  • IOM supports governments in understanding how all of these governance areas are interrelated and are affected by migration and to what extent other sectoral policies facilitate or impede migrants’ ability to contribute to society.
  • To achieve this, IOM supports governments ‘mainstreaming’ migration into local and national policy planning.
  • This means amending or developing new national, regional and local laws, policies and plans that take into consideration these interlinkages and the needs of and challenges faced by migrants.
  • This ensures that policies ranging from health to education and from urban planning to housing are inclusive of migrants and coherent with migration governance priorities.
  • IOM also assists governments to then pilot and implement these policies and plans as needed.
A whole-of-community approach:
  • While policy making on migration governance tends to take place at the national level, a national-only approach fails to consider that the development impact of migration is most profoundly felt at the community level. In order to be able to mainstream migration into community development plans for a more cohesive society, IOM supports the development of local migration profiles and community mapping exercises to facilitate this. In addition, IOM supports its Member States to strengthen the capacities of their community leaders and sub-national authorities to set up conducive environments at the community level to ensure social cohesion and development impact that benefits all of society. This entails empowering local and regional authorities as ‘first responders to migration’ and closest to their constituents as crucial actors in migration governance for development.
Engaging, empowering and enabling migrants as development actors:

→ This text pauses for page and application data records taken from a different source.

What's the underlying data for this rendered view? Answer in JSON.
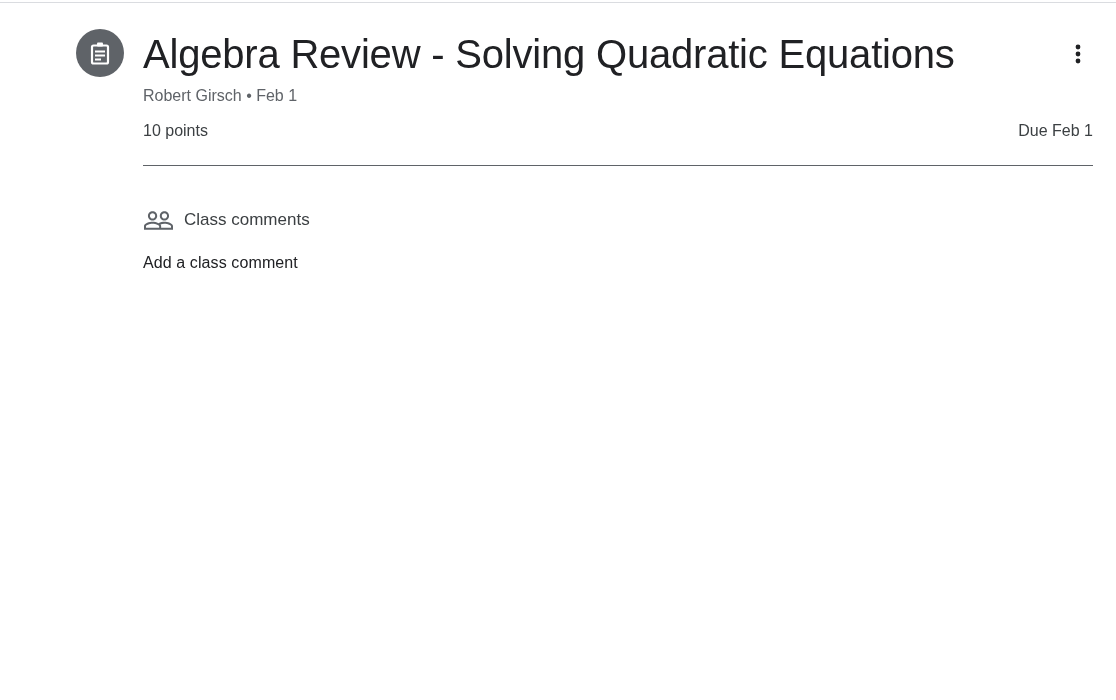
{
  "assignment": {
    "title": "Algebra Review - Solving Quadratic Equations",
    "byline": "Robert Girsch • Feb 1",
    "points": "10 points",
    "due": "Due Feb 1"
  },
  "class_comments": {
    "heading": "Class comments",
    "add_comment": "Add a class comment"
  }
}
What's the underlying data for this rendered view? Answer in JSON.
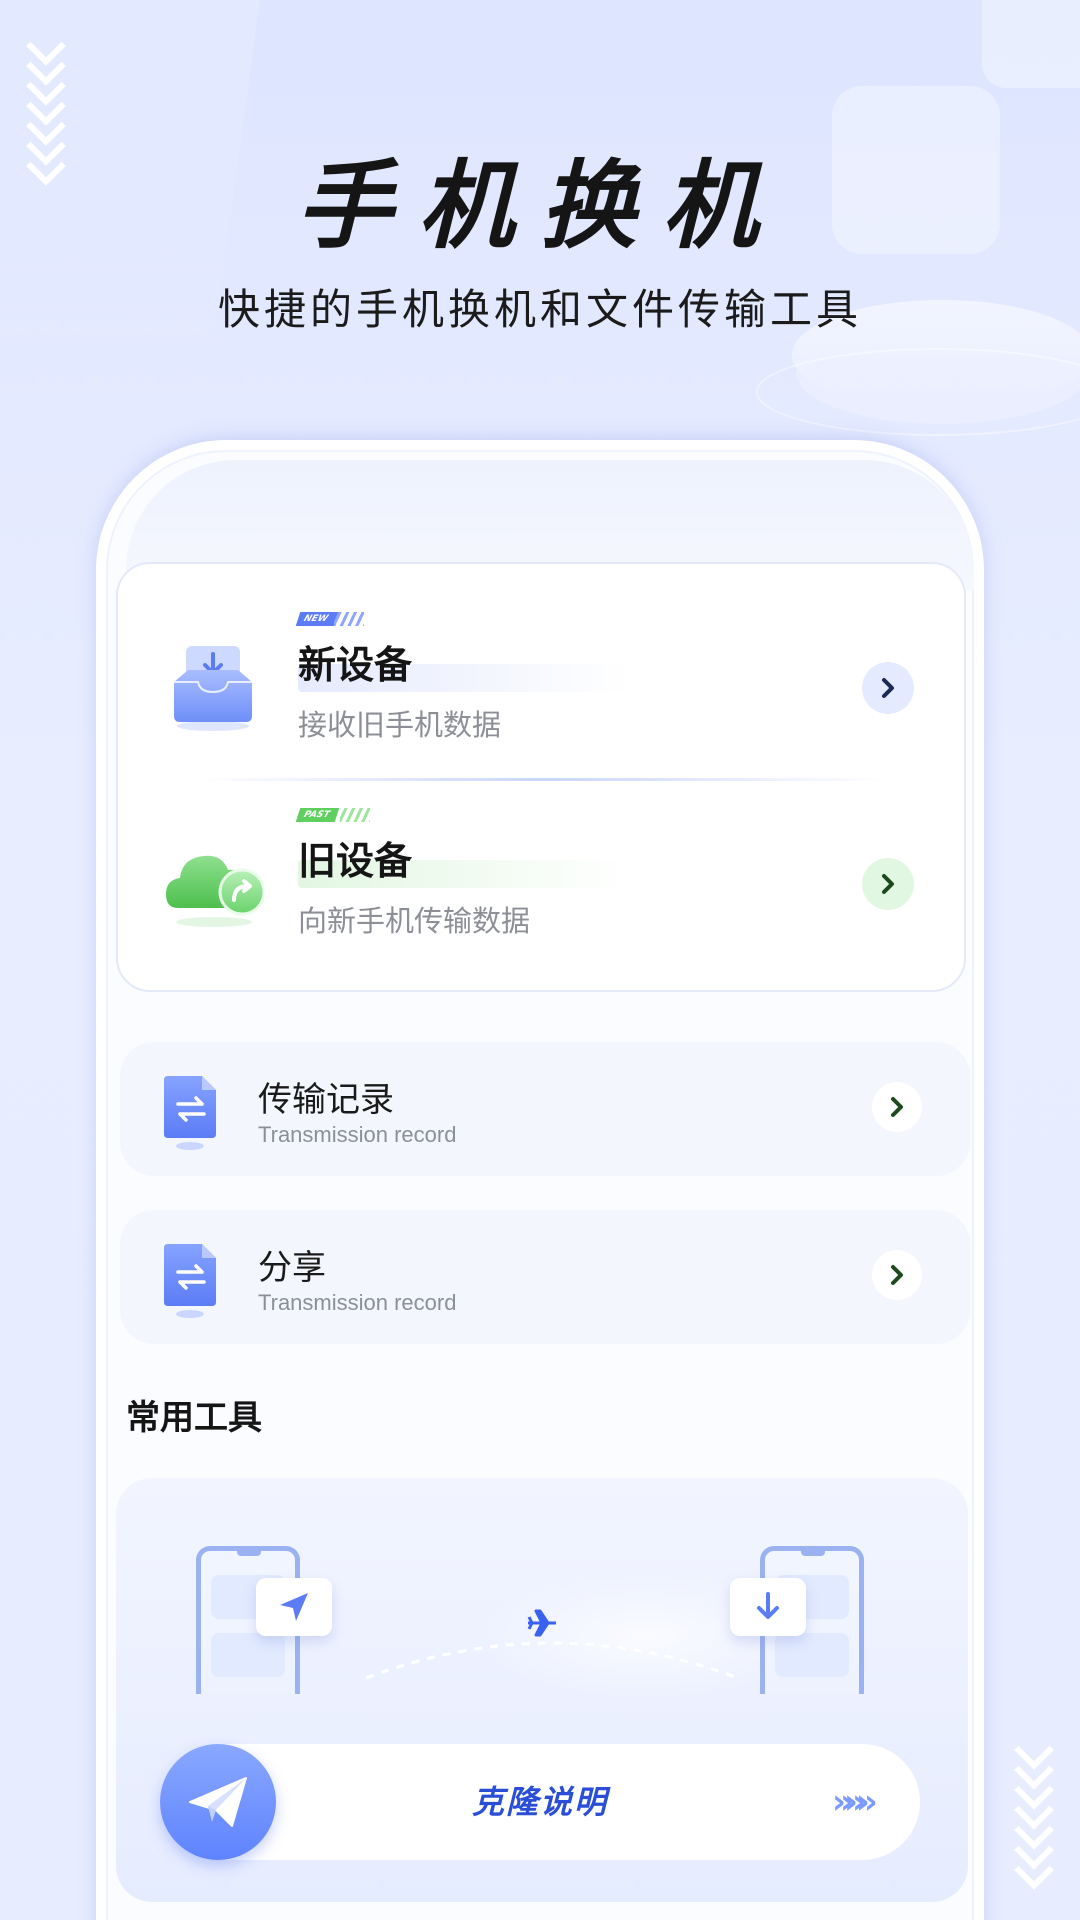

  • The extent to which migrants can contribute to development is directly linked to their ability to access services, integrate into society and stay connected to with their communities of origin.
  • Migrants can face many barriers that limit their ability to reach their full development potential. IOM works with its member states to promote the protection of migrants’ rights and empower them through the provision of services and support they need to become an integral part of their new society as well as contribute to their home communities. This means helping governments engage, enable and empower their diaspora and migrants’ in development efforts.